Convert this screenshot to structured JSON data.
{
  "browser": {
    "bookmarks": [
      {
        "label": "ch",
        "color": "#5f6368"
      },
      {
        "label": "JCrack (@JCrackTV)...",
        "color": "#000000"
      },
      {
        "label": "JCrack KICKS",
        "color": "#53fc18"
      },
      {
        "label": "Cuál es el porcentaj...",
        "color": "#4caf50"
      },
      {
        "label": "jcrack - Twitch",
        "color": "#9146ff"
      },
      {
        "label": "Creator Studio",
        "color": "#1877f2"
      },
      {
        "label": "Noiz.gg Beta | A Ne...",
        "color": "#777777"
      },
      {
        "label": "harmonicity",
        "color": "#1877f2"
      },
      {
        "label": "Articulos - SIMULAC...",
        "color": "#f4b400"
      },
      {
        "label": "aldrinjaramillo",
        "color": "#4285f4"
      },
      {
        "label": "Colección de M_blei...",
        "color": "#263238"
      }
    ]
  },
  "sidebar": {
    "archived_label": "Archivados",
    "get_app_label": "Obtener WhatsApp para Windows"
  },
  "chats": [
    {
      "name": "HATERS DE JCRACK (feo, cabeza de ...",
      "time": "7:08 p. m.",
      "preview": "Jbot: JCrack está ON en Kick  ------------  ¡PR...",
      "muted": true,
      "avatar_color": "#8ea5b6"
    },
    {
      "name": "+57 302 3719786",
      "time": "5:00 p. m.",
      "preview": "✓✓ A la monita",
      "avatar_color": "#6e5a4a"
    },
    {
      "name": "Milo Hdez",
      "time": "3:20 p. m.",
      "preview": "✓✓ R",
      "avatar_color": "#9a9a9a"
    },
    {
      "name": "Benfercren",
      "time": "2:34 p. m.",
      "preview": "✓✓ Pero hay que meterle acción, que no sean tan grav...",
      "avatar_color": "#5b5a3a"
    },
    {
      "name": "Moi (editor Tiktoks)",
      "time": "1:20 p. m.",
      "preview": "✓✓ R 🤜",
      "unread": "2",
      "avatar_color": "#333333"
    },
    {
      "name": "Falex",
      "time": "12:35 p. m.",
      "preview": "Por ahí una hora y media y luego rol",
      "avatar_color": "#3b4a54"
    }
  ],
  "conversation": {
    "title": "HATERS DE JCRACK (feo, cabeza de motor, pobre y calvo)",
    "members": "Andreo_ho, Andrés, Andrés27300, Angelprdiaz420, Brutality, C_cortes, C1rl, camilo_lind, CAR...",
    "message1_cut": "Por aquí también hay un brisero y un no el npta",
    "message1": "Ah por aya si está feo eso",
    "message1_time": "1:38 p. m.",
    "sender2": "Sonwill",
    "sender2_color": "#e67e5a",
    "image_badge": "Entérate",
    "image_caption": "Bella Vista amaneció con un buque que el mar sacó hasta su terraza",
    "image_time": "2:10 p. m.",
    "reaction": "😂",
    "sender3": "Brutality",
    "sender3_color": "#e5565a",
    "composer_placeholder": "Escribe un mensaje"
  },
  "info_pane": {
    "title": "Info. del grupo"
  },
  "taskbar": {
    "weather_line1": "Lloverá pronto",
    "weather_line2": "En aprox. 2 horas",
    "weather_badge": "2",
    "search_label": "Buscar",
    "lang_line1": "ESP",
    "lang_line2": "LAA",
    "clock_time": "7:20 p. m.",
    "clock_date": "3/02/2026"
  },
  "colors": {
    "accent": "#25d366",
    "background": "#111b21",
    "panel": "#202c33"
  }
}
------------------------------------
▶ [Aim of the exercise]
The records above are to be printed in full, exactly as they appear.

▶ [Answer to this problem]
Convert this screenshot to structured JSON data.
{
  "browser": {
    "bookmarks": [
      {
        "label": "ch",
        "color": "#5f6368"
      },
      {
        "label": "JCrack (@JCrackTV)...",
        "color": "#000000"
      },
      {
        "label": "JCrack KICKS",
        "color": "#53fc18"
      },
      {
        "label": "Cuál es el porcentaj...",
        "color": "#4caf50"
      },
      {
        "label": "jcrack - Twitch",
        "color": "#9146ff"
      },
      {
        "label": "Creator Studio",
        "color": "#1877f2"
      },
      {
        "label": "Noiz.gg Beta | A Ne...",
        "color": "#777777"
      },
      {
        "label": "harmonicity",
        "color": "#1877f2"
      },
      {
        "label": "Articulos - SIMULAC...",
        "color": "#f4b400"
      },
      {
        "label": "aldrinjaramillo",
        "color": "#4285f4"
      },
      {
        "label": "Colección de M_blei...",
        "color": "#263238"
      }
    ]
  },
  "sidebar": {
    "archived_label": "Archivados",
    "get_app_label": "Obtener WhatsApp para Windows"
  },
  "chats": [
    {
      "name": "HATERS DE JCRACK (feo, cabeza de ...",
      "time": "7:08 p. m.",
      "preview": "Jbot: JCrack está ON en Kick  ------------  ¡PR...",
      "muted": true,
      "avatar_color": "#8ea5b6"
    },
    {
      "name": "+57 302 3719786",
      "time": "5:00 p. m.",
      "preview": "✓✓ A la monita",
      "avatar_color": "#6e5a4a"
    },
    {
      "name": "Milo Hdez",
      "time": "3:20 p. m.",
      "preview": "✓✓ R",
      "avatar_color": "#9a9a9a"
    },
    {
      "name": "Benfercren",
      "time": "2:34 p. m.",
      "preview": "✓✓ Pero hay que meterle acción, que no sean tan grav...",
      "avatar_color": "#5b5a3a"
    },
    {
      "name": "Moi (editor Tiktoks)",
      "time": "1:20 p. m.",
      "preview": "✓✓ R 🤜",
      "unread": "2",
      "avatar_color": "#333333"
    },
    {
      "name": "Falex",
      "time": "12:35 p. m.",
      "preview": "Por ahí una hora y media y luego rol",
      "avatar_color": "#3b4a54"
    }
  ],
  "conversation": {
    "title": "HATERS DE JCRACK (feo, cabeza de motor, pobre y calvo)",
    "members": "Andreo_ho, Andrés, Andrés27300, Angelprdiaz420, Brutality, C_cortes, C1rl, camilo_lind, CAR...",
    "message1_cut": "Por aquí también hay un brisero y un no el npta",
    "message1": "Ah por aya si está feo eso",
    "message1_time": "1:38 p. m.",
    "sender2": "Sonwill",
    "sender2_color": "#e67e5a",
    "image_badge": "Entérate",
    "image_caption": "Bella Vista amaneció con un buque que el mar sacó hasta su terraza",
    "image_time": "2:10 p. m.",
    "reaction": "😂",
    "sender3": "Brutality",
    "sender3_color": "#e5565a",
    "composer_placeholder": "Escribe un mensaje"
  },
  "info_pane": {
    "title": "Info. del grupo"
  },
  "taskbar": {
    "weather_line1": "Lloverá pronto",
    "weather_line2": "En aprox. 2 horas",
    "weather_badge": "2",
    "search_label": "Buscar",
    "lang_line1": "ESP",
    "lang_line2": "LAA",
    "clock_time": "7:20 p. m.",
    "clock_date": "3/02/2026"
  },
  "colors": {
    "accent": "#25d366",
    "background": "#111b21",
    "panel": "#202c33"
  }
}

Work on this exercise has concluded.